Anyone can join the entertainment and education at, where Brown posts daily video design exercises including analyzing and comparing floorplans and voting for the Slow Home awards for the surveyed cities.  The Slow Home awards for good new design in Denver are viewable at  WashPark Green, the winner for a single-family home, is pictured below.


Denver B-Cycle Ready to Roll

On April 22, Denver launches B-Cycle, an ambitious bicycle-sharing program that will provide hundreds of bikes for rent at around 30 locations in the Downtown area and another dozen or so locations elsewhere in the city, such as Cherry Creek and the University of Denver.

Seeing the B-Cycle stations installed around Downtown over the past few weeks has been exciting. Here are two that I pass on my walk to work:

B-Cycle station at 16th & Platte B-Cycle station at 16th & Little Raven

As the B-Cycle website states, about 40% of all trips Americans take are less than two miles in length… perfect for a bicycle trip! B-Cycle gives Denver citizens another viable transportation option, and is one more step in the process of transitioning our automobile-dependent society into one that relies on multiple modes of transportation that are healthier and more environmentally and economically sustainable.

Here’s a map of just the Downtown locations. You can view an interactive map of all B-Cycle station locations on the B-Cycle website.

B-Cycle station locations in Downtown Denver

The Downtown Denver Partnership and the City of Denver are committed to improving the environment in Downtown for bicycles. Adding the B-Cycle program only reinforces that need and strengthens the argument for committing more of our public rights-of-way to non-motor vehicle uses.

Denver Leads State In Population Gain Yet Again

You may have caught this about a week ago when it was announced, but just in case… the US Census Bureau released its last annual July population estimates before the 2010 Census and, once again, Denver led the state in population gain.

From 2006 to 2007, Denver squeaked past Douglas County by a little over 100 people to have the highest numeric population gain in the state for that year, with an increase of about 12,500. Then, from 2007 to 2008, Denver topped second-ranked Arapahoe County by almost 5,000, gaining over 15,500 people that year. The numbers just released for estimated county populations as of July 1, 2009 has Denver gaining over 17,000 for the year, with Adams County in second place at over 11,000.  The City and County of Denver’s population has now surpassed the 600,000 mark for the first time ever.

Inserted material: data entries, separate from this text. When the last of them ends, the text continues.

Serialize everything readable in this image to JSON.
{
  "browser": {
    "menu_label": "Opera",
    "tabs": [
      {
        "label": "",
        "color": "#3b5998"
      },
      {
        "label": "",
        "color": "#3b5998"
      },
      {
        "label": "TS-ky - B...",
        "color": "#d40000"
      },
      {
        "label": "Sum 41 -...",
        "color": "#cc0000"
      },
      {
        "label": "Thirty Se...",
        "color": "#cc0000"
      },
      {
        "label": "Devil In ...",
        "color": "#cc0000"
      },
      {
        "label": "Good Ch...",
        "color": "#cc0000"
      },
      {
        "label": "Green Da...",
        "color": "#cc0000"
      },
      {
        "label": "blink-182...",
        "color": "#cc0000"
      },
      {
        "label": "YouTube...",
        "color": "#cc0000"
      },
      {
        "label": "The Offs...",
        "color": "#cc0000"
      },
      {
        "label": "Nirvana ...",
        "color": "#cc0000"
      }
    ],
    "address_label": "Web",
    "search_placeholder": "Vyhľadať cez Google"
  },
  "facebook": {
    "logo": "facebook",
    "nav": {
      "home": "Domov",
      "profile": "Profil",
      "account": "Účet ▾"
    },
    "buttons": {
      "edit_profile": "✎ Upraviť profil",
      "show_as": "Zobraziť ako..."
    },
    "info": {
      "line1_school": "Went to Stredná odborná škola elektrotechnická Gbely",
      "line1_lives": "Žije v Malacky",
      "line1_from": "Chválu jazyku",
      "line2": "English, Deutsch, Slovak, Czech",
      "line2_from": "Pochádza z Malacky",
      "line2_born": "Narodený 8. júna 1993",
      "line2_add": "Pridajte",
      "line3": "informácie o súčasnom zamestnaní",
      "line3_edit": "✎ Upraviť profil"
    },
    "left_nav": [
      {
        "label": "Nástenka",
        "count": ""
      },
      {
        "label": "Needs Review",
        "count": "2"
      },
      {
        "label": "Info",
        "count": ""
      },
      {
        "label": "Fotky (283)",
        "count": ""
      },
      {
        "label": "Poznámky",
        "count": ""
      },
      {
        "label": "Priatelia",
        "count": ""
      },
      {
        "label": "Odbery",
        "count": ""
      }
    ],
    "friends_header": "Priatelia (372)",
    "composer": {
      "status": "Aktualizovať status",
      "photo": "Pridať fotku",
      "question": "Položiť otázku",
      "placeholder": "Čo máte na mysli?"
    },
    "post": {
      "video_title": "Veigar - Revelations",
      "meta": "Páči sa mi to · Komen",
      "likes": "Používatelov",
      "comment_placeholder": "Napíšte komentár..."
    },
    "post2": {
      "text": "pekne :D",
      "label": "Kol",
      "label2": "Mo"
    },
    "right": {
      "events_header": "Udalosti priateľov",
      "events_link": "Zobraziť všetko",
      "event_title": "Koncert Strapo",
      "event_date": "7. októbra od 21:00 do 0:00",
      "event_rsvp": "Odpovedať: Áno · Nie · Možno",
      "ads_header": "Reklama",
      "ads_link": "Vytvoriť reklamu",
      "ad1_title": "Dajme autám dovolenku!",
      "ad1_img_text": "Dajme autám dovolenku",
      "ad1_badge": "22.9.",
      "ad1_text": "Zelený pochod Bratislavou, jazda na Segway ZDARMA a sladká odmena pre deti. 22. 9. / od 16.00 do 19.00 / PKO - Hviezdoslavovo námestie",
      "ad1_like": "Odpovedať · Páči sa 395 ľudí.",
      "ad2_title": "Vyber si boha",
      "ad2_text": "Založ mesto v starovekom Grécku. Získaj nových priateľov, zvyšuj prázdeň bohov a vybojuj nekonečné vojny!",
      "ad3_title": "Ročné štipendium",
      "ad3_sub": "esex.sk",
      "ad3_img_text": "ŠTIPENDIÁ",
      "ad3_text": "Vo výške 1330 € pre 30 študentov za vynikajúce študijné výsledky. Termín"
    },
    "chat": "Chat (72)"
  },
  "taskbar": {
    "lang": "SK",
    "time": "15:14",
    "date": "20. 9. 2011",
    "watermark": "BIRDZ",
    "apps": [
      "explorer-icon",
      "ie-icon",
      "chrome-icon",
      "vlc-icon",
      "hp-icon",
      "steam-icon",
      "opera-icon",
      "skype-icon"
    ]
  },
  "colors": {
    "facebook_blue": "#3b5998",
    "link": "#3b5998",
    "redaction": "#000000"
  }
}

Source: US Census Bureau – Counties gaining 1,000 people or more sorted in descending order by numeric change

Of course, the point isn’t really the county vs. county aspect of this. At some point in the future, El Paso County (and other counties as well) will pass up Denver County in population given that Denver covers only 155 square miles (a third of which is DIA) and must rely on infill development for growth, while El Paso County, for example, covers 2,130 square miles and is only about 10% urbanized at present.  The point is that Denver is growing in a significant way after several decades of decline during the era of peak suburbanization. This tells us we are on the right track. People are voting with their feet (or perhaps, their house keys). Denver does have some undeveloped areas left (e.g. Stapleton, Green Valley Ranch, DIA/Gateway), but clearly the city’s long-term source of population growth is going to occur through infill development and the densification of its Areas of Change (former industrial areas, the greater Downtown area, transit-proximate areas, etc.). This is a good thing. Densification and urban infill is sustainable development at its most simple.